- While the term “fundamentalist” and the movement fundamentalism has fallen into disrepute and disrepair, the rhetorical form of fundamentalism is alive and well. In other words, romantic sectarianism continues. Nothing’s changed. Oh sure, some may drink alcohol or have hip music, but the rhetoric of the Christian life is identical to the BJU expression of romantic separation.
- Essentializing terms such as “biblicist,” “biblical,” “Bible-based,” “Christ-centered,” “Gospel-centered,” “Sacred,” even “Reformed” still identify and divide and perpetuate the same drama of romantic tragedy as did the essentializing term of “fundamentalism.”
- Even while criticizing Keswick/Dispensational/Pentecostal versions of soteriology, conservative Evangelicals reserve this identical containment drama for their prescriptive discourses for women and children. While they make fun of “decisionism” or “easy-believe-ism,” they perpetuate it in a “hard believe-ism.”
- In discourses for women, complementarianism — a theological reaction to the political threat of feminism — articulates a “second blessing” for believing women urging them to simply fulfill their “role” (a relatively recent and hardening term) as women. The exact same theologians that have rejected Keswick theology for themselves endorse it for their women. The complementarian Danvers Statement has risen to the level of a Confession.
- In discourses for parenting, punitive parenting — another theological reaction to some political threat but I’m not sure what exactly yet — has elevated spanking to a “conduit” or “means of grace” for children raised in the Faith. In other words, spanking has become not simply one tool among many, but a biblical command or, worse yet, a sacrament.
- I plan on researching the last 50 years of marriage and parenting advice in conservative Evangelicalism.
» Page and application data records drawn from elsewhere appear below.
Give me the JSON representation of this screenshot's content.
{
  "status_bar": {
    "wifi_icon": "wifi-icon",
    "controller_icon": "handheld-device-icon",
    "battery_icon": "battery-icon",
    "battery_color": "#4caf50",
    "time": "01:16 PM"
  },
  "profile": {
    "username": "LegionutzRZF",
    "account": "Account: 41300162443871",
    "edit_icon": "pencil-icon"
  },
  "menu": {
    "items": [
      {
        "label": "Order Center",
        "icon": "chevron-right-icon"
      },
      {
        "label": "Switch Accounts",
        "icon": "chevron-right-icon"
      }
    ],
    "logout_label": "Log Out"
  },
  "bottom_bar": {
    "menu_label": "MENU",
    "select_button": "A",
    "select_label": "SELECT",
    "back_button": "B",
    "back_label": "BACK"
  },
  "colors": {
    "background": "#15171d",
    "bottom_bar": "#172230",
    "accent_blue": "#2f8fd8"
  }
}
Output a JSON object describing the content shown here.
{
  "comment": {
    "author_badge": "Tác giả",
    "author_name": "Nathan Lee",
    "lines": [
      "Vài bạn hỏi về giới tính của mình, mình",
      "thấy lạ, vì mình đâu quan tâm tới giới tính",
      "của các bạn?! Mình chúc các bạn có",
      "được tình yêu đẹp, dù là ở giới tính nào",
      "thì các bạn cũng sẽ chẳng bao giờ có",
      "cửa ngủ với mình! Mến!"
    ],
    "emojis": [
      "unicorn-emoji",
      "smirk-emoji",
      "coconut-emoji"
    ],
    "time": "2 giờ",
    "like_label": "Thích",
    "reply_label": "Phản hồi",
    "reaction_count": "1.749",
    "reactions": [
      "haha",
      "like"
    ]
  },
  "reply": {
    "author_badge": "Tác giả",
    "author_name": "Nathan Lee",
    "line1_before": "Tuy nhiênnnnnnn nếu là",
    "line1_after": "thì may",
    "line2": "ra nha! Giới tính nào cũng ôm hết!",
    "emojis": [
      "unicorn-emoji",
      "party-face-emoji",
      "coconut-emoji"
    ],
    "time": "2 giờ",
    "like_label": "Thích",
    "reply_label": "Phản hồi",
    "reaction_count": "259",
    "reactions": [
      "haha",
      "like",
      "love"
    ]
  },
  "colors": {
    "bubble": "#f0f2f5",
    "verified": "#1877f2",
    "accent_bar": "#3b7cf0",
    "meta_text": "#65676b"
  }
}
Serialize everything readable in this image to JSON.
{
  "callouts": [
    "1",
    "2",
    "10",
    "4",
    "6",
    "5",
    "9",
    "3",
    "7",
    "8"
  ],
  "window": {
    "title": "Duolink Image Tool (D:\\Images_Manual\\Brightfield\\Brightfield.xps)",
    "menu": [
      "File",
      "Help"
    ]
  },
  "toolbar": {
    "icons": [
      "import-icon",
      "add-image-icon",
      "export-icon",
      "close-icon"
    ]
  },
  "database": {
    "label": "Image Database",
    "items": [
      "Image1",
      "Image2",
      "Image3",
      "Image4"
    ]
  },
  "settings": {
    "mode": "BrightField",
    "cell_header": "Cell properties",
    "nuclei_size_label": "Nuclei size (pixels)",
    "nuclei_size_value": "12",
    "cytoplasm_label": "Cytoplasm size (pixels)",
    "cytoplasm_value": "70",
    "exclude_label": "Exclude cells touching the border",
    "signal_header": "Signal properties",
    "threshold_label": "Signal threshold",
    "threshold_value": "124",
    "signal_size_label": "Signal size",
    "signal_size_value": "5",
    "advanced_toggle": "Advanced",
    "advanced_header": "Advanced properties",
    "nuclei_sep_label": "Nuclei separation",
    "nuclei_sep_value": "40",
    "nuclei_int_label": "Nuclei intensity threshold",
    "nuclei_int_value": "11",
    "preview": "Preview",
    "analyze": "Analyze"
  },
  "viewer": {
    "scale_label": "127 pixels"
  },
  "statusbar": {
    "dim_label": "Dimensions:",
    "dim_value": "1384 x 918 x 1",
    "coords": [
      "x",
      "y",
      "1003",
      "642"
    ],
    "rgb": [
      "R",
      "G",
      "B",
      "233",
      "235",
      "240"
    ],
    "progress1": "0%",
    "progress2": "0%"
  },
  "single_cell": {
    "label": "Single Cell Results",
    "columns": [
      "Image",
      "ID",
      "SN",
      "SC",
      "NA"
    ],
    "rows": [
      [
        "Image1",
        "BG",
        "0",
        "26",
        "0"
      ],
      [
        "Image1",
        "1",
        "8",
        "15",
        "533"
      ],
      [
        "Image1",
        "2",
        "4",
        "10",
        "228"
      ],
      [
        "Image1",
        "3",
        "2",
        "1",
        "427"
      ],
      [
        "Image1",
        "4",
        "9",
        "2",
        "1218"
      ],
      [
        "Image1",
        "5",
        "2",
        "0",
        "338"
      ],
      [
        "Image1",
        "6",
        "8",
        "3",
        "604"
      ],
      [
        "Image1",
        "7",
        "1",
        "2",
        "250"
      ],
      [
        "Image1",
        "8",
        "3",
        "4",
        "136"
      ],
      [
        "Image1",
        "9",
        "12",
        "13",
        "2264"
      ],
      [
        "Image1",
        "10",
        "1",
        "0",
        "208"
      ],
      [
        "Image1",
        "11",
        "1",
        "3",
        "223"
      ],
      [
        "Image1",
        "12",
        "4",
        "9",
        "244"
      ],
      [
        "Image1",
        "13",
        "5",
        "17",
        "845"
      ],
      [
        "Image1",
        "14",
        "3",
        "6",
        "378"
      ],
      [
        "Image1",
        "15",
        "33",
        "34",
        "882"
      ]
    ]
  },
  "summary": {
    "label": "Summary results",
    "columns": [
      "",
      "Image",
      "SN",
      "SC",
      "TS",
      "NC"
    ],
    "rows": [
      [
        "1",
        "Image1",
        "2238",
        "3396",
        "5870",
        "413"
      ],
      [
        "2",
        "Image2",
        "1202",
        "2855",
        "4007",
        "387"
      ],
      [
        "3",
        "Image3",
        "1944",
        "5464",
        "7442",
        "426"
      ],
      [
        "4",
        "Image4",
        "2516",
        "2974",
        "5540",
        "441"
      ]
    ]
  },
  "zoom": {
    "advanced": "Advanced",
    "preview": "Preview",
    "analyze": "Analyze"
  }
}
On the face of it, it seems everything changed in 1970 when James Dobson published Dare to Discipline and Jay Adams published Competent to Counsel. The former was a psychologist talking in theological terms, and the latter was a rhetorician (!!) talking against psychological terms. Both were clear separatists — each shunning worldliness and pagan ways. Dobson is a Nazarene and Adams a Presbyterian (ARP), so a theological contrast appears more stark than it really is. Dobson gets so much attention due to his political aspirations, and Adams gets virtually no attention outside of a particular sliver of conservative Reformed Protestantism. But when it all comes out in the wash, they are virtually identical in their expressions (and their “descendants’ expressions) of Christian living.
I welcome any observations, contributions, criticisms, hunches, or disagreements. Save your ad hominem attacks for your own blog, forum, or dinner table, however. I’ve heard it all before anyway. It’s all old news.